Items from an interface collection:
+ + + +
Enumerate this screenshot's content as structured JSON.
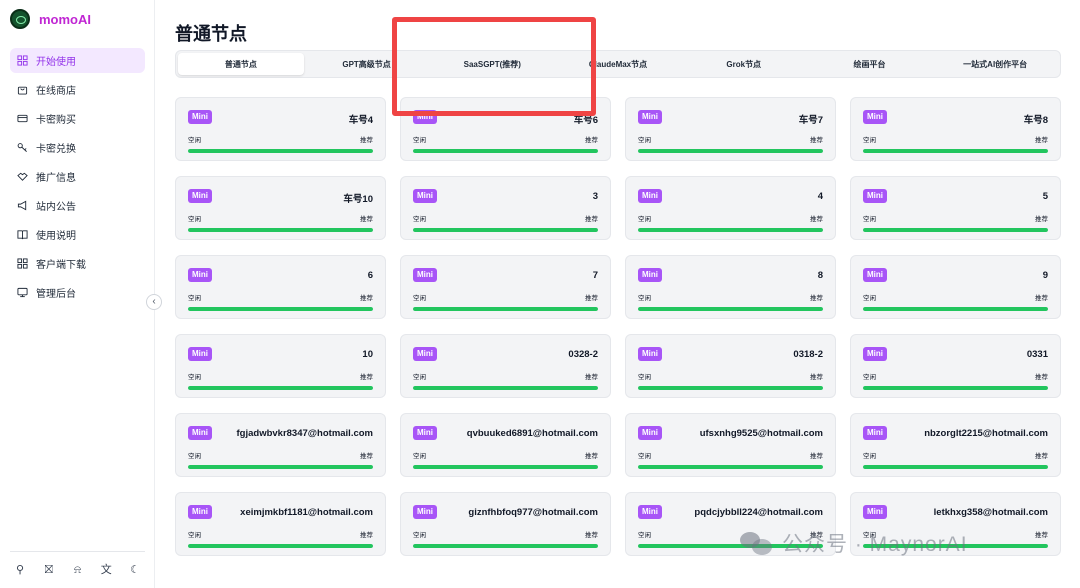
{
  "app": {
    "name": "momoAI"
  },
  "sidebar": {
    "items": [
      {
        "label": "开始使用",
        "icon": "grid-icon",
        "active": true
      },
      {
        "label": "在线商店",
        "icon": "shopping-bag-icon",
        "active": false
      },
      {
        "label": "卡密购买",
        "icon": "credit-card-icon",
        "active": false
      },
      {
        "label": "卡密兑换",
        "icon": "key-icon",
        "active": false
      },
      {
        "label": "推广信息",
        "icon": "handshake-icon",
        "active": false
      },
      {
        "label": "站内公告",
        "icon": "megaphone-icon",
        "active": false
      },
      {
        "label": "使用说明",
        "icon": "book-icon",
        "active": false
      },
      {
        "label": "客户端下载",
        "icon": "apps-icon",
        "active": false
      },
      {
        "label": "管理后台",
        "icon": "monitor-icon",
        "active": false
      }
    ],
    "bottom_icons": [
      "user-icon",
      "gift-icon",
      "bell-icon",
      "translate-icon",
      "moon-icon"
    ]
  },
  "main": {
    "title": "普通节点",
    "tabs": [
      {
        "label": "普通节点",
        "active": true
      },
      {
        "label": "GPT高级节点",
        "active": false
      },
      {
        "label": "SaaSGPT(推荐)",
        "active": false
      },
      {
        "label": "ClaudeMax节点",
        "active": false
      },
      {
        "label": "Grok节点",
        "active": false
      },
      {
        "label": "绘画平台",
        "active": false
      },
      {
        "label": "一站式AI创作平台",
        "active": false
      }
    ],
    "cards": [
      {
        "badge": "Mini",
        "name": "车号4",
        "status": "空闲",
        "tag": "推荐",
        "load": 1.0
      },
      {
        "badge": "Mini",
        "name": "车号6",
        "status": "空闲",
        "tag": "推荐",
        "load": 1.0
      },
      {
        "badge": "Mini",
        "name": "车号7",
        "status": "空闲",
        "tag": "推荐",
        "load": 1.0
      },
      {
        "badge": "Mini",
        "name": "车号8",
        "status": "空闲",
        "tag": "推荐",
        "load": 1.0
      },
      {
        "badge": "Mini",
        "name": "车号10",
        "status": "空闲",
        "tag": "推荐",
        "load": 1.0
      },
      {
        "badge": "Mini",
        "name": "3",
        "status": "空闲",
        "tag": "推荐",
        "load": 1.0
      },
      {
        "badge": "Mini",
        "name": "4",
        "status": "空闲",
        "tag": "推荐",
        "load": 1.0
      },
      {
        "badge": "Mini",
        "name": "5",
        "status": "空闲",
        "tag": "推荐",
        "load": 1.0
      },
      {
        "badge": "Mini",
        "name": "6",
        "status": "空闲",
        "tag": "推荐",
        "load": 1.0
      },
      {
        "badge": "Mini",
        "name": "7",
        "status": "空闲",
        "tag": "推荐",
        "load": 1.0
      },
      {
        "badge": "Mini",
        "name": "8",
        "status": "空闲",
        "tag": "推荐",
        "load": 1.0
      },
      {
        "badge": "Mini",
        "name": "9",
        "status": "空闲",
        "tag": "推荐",
        "load": 1.0
      },
      {
        "badge": "Mini",
        "name": "10",
        "status": "空闲",
        "tag": "推荐",
        "load": 1.0
      },
      {
        "badge": "Mini",
        "name": "0328-2",
        "status": "空闲",
        "tag": "推荐",
        "load": 1.0
      },
      {
        "badge": "Mini",
        "name": "0318-2",
        "status": "空闲",
        "tag": "推荐",
        "load": 1.0
      },
      {
        "badge": "Mini",
        "name": "0331",
        "status": "空闲",
        "tag": "推荐",
        "load": 1.0
      },
      {
        "badge": "Mini",
        "name": "fgjadwbvkr8347@hotmail.com",
        "status": "空闲",
        "tag": "推荐",
        "load": 1.0
      },
      {
        "badge": "Mini",
        "name": "qvbuuked6891@hotmail.com",
        "status": "空闲",
        "tag": "推荐",
        "load": 1.0
      },
      {
        "badge": "Mini",
        "name": "ufsxnhg9525@hotmail.com",
        "status": "空闲",
        "tag": "推荐",
        "load": 1.0
      },
      {
        "badge": "Mini",
        "name": "nbzorglt2215@hotmail.com",
        "status": "空闲",
        "tag": "推荐",
        "load": 1.0
      },
      {
        "badge": "Mini",
        "name": "xeimjmkbf1181@hotmail.com",
        "status": "空闲",
        "tag": "推荐",
        "load": 1.0
      },
      {
        "badge": "Mini",
        "name": "giznfhbfoq977@hotmail.com",
        "status": "空闲",
        "tag": "推荐",
        "load": 1.0
      },
      {
        "badge": "Mini",
        "name": "pqdcjybbll224@hotmail.com",
        "status": "空闲",
        "tag": "推荐",
        "load": 1.0
      },
      {
        "badge": "Mini",
        "name": "letkhxg358@hotmail.com",
        "status": "空闲",
        "tag": "推荐",
        "load": 1.0
      }
    ]
  },
  "watermark": {
    "text": "公众号 · MaynorAI"
  },
  "colors": {
    "accent": "#a855f7",
    "bar": "#22c55e",
    "highlight": "#ef4444",
    "brand": "#c026d3"
  }
}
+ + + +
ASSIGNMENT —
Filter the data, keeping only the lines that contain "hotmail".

RESULT FOR THIS EXERCISE —
        "name": "fgjadwbvkr8347@hotmail.com",
        "name": "qvbuuked6891@hotmail.com",
        "name": "ufsxnhg9525@hotmail.com",
        "name": "nbzorglt2215@hotmail.com",
        "name": "xeimjmkbf1181@hotmail.com",
        "name": "giznfhbfoq977@hotmail.com",
        "name": "pqdcjybbll224@hotmail.com",
        "name": "letkhxg358@hotmail.com",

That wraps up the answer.